BR: Born in 1985 I was brought up through the 1980s and 1990s and I’ve always been interested in sci-fi films and TV. I am essentially a geek; but there is more than just a personal nostalgia. The sci-fi genre encourages an escape from the real world and explores ways of manipulating time and space. My work has always been concerned with pinpointing moments in time, memories of yesterday and tomorrow.

A lot of my works reference time, from making memory banks to adding numeric titles based on the dates and times sculptures were completed. Choosing this genre allows me to reference my own childhood and the passing of time that we all experience as each day drifts in to the next, and we march on into an unknown future.

There are lots of similarities between the genre and my work. Sci-fi can be quite chaotic in appearance, with weird and wonderful inventions not quite properly thought through, predictions of technological advancements we are yet to invent. Although referencing this, my sculptures are always very ordered, I work in symmetry and progress through the making process in an orderly path, however my studio does become very chaotic when I am working! I am interested in this order from chaos mentality alongside the irony of making work that looks like digital technology, like it runs on electricity, is connected to the internet, can perform extraordinary tasks outside of a human’s capability but is in fact made of wood, still and silent captured and now stuck in its own moment of time, in its own reality.

A: Tell us more about Unobtainable Power. What message do you wish to convey through robotic arms that cannot reach the centre of the piece?
This piece takes its shape from the bud of a flower with the robotic arms like petals enveloping a life source in the centre. The petals keep the life source hidden away, protecting it from the outside world until the time comes to release it. It represents a juxtaposition of the natural world and our ever increasing reliance on technology, highlighting the digital advances in our human condition and questioning what effect this could have on our society in the coming decades.

The robotic arms are suspended in perpetual protection of the unknown, questioning if we should slow down our developments to fully understand what we might be creating for the future. My work plays with the viewer’s imagination, elements of the object look like they would be very active if they were real, but by using low-fi materials it re-enforces the reality that they are in-fact unusable and dead, hinting at what might lay ahead for us.

A: In 2014, you began to create work with a new material called “Black Valchromat”. What prompted you to begin using this material?
BR: After several years of working with MDF I was starting to step away from replicating film props. I found the more sinister elements of the stories were more interesting to me and I began to explore darker sci-fi films and literature such as Dark City, The William Gibson Sprawl Trilogy and Brave New World which all had a profound effect on my thinking. T
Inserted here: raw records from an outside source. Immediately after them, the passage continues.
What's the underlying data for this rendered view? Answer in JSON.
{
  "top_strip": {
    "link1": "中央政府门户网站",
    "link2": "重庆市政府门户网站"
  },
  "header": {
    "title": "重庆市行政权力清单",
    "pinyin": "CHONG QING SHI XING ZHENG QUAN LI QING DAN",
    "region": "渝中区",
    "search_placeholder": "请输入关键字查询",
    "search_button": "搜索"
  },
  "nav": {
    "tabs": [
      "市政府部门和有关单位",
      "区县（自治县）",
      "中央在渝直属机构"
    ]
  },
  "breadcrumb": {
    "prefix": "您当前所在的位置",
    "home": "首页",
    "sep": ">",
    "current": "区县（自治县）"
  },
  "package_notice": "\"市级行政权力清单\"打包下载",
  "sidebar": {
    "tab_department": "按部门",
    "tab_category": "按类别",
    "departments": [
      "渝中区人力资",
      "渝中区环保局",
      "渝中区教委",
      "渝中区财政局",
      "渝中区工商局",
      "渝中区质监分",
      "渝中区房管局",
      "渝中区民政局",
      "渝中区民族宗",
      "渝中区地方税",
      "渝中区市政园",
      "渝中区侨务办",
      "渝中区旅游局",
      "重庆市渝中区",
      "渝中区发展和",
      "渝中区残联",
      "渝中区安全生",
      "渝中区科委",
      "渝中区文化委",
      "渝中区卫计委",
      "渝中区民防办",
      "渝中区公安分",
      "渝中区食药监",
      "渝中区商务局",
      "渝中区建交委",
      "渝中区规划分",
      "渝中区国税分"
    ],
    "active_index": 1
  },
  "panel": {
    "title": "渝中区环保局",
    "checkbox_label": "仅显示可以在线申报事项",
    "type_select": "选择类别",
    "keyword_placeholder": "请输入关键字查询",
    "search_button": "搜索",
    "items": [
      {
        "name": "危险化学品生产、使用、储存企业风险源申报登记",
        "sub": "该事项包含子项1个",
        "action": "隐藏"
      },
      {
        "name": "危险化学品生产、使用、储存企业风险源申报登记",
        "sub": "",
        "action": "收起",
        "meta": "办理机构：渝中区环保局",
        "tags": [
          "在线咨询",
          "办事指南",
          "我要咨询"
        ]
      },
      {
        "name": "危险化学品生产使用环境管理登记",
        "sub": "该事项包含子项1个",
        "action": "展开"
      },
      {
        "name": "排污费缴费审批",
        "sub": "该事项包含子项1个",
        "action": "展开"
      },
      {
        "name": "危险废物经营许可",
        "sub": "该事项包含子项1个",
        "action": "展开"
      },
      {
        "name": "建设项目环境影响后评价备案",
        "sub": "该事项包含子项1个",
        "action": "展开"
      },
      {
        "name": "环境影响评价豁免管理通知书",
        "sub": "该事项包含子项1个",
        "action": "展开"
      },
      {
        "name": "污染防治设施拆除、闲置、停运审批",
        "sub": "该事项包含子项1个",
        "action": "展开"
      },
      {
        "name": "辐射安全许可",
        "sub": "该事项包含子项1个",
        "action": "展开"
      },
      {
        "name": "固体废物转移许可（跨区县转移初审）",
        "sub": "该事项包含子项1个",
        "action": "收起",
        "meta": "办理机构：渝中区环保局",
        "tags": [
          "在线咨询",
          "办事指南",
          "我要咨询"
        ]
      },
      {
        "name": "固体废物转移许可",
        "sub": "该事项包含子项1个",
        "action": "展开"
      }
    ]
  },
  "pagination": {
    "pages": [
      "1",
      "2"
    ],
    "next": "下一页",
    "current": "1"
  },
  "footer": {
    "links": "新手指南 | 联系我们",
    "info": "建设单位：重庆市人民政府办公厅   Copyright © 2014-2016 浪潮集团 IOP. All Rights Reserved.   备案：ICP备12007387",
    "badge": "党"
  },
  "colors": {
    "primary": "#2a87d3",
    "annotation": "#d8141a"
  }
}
he beige colour of MDF wasn’t fitting these dark themes of my work and I felt that using a black colour would express my new ideas. Valcromat is another wood fibre product very similar to MDF but denser and not carcinogenic. This made the transition easy and I found I could transfer my existing skills and develop them further with this new material. I also wanted to explore how to make larger sculptures and create a professional finish on my works. Valcromat is much stronger than MDF and responds much better to oils and varnishes.

A: Your working process is laborious, and it can take up to six months to complete each piece. How do your projects evolve and develop during the making stages?
BR: I start with a vague idea, a small component shape, section or element of a sculpture. This form comes in to my head from my research, my bank of images of objects and film props. I start by building up the image then leave it to percolate, sometimes for over a year whilst making other pieces. Once a 3D vision has formed, the making process begins, starting with the initial shape then moving through each part systematically. I don’t know what the end result will be when I first start, the making process informs the finished piece. I try things out directly on the piece, if I decide I don’t like it I can just remove it without losing months of work.

A: Technological advancements play a major role in many artworks being produced today. Remarkably, you do not employ any digital technologies in the creation of your work. Is there a philosophical belief and practical reason behind this?
BR: I believe the word “Artist” comes from “artisan”: a craftsman creating with their hands. I have an over romanticised view of artists working alone in their studio, closed off from the world for long periods of time agonising over their work. Although my making process is labour-intensive it is so intrinsic to the development of the finished piece I have to work in this way. To be connected to the making material, to spend time with my work and really get to know it is the way my creative ideas develop. I feel this makes the work accessible on many levels, even if the viewer is not interested in the ideas and source material behind the pieces they can still appreciate the craftsmanship involved in the making process.

Credits:
1. Unobtainable Power, (2015). Courtesy of the artist.